━━━━━ Information shown ━━━━━

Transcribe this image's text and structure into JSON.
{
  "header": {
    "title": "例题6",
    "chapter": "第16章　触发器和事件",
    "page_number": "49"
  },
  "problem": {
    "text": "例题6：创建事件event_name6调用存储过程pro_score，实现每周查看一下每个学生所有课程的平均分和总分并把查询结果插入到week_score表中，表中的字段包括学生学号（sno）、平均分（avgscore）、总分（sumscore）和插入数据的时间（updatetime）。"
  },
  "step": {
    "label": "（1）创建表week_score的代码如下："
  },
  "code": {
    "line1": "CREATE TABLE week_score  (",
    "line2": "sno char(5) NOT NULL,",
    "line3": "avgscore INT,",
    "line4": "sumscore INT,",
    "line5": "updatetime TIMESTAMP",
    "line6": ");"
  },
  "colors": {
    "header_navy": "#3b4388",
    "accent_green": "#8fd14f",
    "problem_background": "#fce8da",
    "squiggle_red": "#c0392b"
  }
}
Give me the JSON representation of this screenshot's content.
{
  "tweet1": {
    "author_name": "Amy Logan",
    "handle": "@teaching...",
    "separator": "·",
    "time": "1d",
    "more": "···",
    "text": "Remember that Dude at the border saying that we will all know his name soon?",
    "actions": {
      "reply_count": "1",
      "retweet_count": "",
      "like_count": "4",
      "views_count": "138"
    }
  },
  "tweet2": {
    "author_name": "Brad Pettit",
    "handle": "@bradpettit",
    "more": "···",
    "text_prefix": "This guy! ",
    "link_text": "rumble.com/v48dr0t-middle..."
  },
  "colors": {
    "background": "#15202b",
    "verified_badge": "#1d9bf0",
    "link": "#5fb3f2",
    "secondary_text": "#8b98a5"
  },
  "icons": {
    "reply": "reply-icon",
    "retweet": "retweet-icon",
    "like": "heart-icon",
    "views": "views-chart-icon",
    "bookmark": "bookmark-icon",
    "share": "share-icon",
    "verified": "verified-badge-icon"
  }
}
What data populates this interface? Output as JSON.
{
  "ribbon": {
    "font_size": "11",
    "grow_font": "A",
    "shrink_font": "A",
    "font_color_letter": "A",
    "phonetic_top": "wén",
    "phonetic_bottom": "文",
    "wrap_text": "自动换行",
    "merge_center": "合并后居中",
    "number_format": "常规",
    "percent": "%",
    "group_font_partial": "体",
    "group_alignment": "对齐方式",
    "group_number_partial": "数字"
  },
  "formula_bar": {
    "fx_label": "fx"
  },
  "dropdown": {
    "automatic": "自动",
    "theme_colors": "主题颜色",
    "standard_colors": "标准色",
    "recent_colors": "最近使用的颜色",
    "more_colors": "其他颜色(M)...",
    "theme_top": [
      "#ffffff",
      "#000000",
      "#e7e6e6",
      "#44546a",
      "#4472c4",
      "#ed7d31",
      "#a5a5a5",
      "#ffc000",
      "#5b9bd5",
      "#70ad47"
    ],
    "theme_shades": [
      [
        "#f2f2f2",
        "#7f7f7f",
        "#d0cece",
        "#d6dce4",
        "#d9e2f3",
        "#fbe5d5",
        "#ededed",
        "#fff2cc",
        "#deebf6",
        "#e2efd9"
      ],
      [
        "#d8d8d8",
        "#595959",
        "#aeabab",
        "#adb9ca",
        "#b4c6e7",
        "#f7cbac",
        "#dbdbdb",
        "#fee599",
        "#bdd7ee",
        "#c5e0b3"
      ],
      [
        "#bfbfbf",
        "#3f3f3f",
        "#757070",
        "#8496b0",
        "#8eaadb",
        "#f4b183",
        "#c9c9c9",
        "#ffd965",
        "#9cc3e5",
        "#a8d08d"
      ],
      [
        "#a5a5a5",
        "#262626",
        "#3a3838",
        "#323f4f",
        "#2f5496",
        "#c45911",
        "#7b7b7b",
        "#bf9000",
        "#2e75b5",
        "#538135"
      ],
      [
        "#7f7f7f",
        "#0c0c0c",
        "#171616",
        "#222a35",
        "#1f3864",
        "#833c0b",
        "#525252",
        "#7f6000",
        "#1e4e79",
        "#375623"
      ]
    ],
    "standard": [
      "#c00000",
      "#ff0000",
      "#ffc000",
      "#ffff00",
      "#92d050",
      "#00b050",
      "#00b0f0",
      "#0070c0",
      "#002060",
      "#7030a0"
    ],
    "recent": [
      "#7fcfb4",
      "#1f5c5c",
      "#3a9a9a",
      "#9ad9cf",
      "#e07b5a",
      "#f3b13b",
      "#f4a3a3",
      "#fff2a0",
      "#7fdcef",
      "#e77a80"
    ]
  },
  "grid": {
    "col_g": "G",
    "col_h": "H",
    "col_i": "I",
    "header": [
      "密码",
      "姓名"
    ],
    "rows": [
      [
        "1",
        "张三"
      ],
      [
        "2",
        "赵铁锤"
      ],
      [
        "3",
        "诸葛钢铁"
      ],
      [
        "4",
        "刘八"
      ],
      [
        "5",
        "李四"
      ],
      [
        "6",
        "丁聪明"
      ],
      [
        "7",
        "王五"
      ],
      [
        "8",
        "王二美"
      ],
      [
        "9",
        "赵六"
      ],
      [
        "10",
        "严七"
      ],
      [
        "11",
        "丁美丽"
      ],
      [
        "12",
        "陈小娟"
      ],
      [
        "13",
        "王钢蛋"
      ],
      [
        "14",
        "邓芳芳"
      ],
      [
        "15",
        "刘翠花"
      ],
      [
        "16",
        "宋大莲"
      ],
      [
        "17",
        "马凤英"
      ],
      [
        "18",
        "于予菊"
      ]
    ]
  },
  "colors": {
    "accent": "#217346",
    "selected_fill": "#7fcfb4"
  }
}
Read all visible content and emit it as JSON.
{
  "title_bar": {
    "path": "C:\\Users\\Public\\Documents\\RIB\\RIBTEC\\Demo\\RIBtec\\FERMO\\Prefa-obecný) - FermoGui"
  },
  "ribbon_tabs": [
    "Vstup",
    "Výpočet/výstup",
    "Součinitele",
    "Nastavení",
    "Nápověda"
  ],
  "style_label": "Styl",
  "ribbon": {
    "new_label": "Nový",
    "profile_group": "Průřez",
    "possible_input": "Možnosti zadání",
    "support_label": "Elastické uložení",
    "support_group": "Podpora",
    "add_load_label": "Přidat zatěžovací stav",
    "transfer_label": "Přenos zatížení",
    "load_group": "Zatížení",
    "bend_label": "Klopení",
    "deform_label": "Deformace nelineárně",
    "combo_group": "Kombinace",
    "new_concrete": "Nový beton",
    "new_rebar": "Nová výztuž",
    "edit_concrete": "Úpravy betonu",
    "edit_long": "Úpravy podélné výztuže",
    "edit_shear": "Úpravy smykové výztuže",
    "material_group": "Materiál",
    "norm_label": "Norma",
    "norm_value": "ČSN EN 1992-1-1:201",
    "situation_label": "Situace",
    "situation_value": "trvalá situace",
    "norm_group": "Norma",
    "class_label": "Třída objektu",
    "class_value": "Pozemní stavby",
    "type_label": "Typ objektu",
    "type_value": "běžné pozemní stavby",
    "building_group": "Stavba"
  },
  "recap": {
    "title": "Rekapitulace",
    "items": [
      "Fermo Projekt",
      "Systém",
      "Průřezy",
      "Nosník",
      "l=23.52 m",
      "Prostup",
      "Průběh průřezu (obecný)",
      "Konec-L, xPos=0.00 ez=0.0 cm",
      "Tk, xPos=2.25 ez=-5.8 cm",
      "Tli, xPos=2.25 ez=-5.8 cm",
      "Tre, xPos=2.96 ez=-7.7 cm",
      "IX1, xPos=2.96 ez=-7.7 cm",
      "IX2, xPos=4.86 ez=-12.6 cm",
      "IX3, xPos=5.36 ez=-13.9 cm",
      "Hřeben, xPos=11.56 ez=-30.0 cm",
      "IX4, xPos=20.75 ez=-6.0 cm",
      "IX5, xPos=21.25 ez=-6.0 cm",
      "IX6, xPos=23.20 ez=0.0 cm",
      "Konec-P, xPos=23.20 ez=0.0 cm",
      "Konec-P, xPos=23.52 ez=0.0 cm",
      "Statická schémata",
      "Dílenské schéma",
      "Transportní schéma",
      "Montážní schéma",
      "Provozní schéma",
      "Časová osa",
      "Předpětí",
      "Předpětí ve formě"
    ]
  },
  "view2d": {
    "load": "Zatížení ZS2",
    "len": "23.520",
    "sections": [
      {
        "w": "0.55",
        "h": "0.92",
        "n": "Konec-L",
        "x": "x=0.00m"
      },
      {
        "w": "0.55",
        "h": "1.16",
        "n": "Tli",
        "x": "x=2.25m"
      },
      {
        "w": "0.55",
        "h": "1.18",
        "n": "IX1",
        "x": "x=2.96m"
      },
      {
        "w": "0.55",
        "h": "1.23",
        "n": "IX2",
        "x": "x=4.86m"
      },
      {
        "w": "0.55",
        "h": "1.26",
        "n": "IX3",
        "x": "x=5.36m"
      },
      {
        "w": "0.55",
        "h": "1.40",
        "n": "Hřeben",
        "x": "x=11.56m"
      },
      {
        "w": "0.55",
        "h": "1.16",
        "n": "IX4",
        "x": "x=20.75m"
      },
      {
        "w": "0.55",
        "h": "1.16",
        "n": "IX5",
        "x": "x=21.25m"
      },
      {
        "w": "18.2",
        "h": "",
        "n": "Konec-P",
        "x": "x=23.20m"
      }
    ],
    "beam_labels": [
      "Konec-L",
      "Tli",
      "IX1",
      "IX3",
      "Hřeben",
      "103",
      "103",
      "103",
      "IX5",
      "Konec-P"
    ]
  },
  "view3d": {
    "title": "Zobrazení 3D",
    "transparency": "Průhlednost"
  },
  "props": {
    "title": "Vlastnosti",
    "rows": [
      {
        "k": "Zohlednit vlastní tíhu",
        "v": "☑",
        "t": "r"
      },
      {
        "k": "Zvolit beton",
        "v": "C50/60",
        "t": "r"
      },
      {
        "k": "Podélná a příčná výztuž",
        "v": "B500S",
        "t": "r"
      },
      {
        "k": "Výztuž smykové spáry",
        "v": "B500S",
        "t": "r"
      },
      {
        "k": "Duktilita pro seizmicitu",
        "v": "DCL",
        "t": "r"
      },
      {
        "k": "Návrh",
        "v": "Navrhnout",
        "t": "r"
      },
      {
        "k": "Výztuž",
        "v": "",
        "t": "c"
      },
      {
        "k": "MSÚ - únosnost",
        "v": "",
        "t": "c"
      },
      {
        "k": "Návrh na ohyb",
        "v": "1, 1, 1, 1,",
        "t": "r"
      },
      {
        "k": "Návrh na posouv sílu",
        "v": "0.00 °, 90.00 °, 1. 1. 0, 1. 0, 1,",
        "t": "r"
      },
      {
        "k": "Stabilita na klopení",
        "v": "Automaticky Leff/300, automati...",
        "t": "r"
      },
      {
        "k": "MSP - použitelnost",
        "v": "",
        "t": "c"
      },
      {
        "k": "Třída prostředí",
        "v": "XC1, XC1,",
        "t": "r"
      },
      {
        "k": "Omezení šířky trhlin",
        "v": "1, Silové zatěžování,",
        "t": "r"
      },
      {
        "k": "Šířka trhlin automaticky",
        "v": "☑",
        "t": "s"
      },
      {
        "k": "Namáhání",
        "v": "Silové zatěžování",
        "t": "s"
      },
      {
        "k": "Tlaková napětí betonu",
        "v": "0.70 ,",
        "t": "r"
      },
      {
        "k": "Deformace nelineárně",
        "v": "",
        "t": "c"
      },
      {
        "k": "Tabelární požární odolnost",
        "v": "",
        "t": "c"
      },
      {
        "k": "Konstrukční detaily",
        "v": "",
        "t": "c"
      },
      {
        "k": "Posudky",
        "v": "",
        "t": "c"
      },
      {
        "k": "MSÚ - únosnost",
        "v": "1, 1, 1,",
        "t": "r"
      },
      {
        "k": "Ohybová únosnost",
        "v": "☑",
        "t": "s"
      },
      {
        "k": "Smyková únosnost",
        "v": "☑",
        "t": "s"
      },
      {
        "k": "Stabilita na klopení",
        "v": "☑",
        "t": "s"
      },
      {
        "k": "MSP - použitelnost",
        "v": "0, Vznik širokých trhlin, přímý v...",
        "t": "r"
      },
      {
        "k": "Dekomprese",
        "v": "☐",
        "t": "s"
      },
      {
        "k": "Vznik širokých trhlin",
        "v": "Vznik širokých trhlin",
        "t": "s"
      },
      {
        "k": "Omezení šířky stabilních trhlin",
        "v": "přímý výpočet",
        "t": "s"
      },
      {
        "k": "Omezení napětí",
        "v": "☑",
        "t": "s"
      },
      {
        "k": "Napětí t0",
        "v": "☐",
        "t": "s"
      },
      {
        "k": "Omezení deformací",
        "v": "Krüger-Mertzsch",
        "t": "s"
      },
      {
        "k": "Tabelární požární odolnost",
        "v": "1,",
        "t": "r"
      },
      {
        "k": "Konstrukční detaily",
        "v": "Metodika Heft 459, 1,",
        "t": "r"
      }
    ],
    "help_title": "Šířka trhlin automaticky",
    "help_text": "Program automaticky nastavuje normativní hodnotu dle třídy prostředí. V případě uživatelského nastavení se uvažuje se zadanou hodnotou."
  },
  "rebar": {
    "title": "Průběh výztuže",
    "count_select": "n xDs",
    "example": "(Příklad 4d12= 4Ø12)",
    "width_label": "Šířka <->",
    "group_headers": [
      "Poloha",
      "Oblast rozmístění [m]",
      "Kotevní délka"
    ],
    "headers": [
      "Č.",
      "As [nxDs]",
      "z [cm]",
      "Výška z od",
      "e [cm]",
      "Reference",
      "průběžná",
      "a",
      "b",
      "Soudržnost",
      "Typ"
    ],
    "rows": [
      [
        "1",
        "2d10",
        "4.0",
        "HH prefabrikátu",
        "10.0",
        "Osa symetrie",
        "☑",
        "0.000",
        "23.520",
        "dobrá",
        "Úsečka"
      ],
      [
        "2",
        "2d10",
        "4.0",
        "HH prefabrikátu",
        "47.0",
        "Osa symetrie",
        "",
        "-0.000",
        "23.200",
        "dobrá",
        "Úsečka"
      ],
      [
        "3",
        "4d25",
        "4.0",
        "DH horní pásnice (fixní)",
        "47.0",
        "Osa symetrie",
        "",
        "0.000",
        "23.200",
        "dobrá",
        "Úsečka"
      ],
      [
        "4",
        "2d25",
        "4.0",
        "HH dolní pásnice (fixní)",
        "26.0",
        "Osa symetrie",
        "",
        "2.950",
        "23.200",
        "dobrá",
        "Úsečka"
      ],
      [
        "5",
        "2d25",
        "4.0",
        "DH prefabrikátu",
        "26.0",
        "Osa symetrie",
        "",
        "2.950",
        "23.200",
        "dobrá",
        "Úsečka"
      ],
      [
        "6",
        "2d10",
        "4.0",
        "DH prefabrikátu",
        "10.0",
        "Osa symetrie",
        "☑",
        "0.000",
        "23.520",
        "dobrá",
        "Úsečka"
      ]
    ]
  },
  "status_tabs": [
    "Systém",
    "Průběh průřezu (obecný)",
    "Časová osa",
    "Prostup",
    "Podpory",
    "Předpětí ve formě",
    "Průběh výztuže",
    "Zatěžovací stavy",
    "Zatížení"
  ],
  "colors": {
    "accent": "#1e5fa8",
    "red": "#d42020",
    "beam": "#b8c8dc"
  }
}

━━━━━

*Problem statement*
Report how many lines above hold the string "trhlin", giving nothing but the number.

*Answer section*
7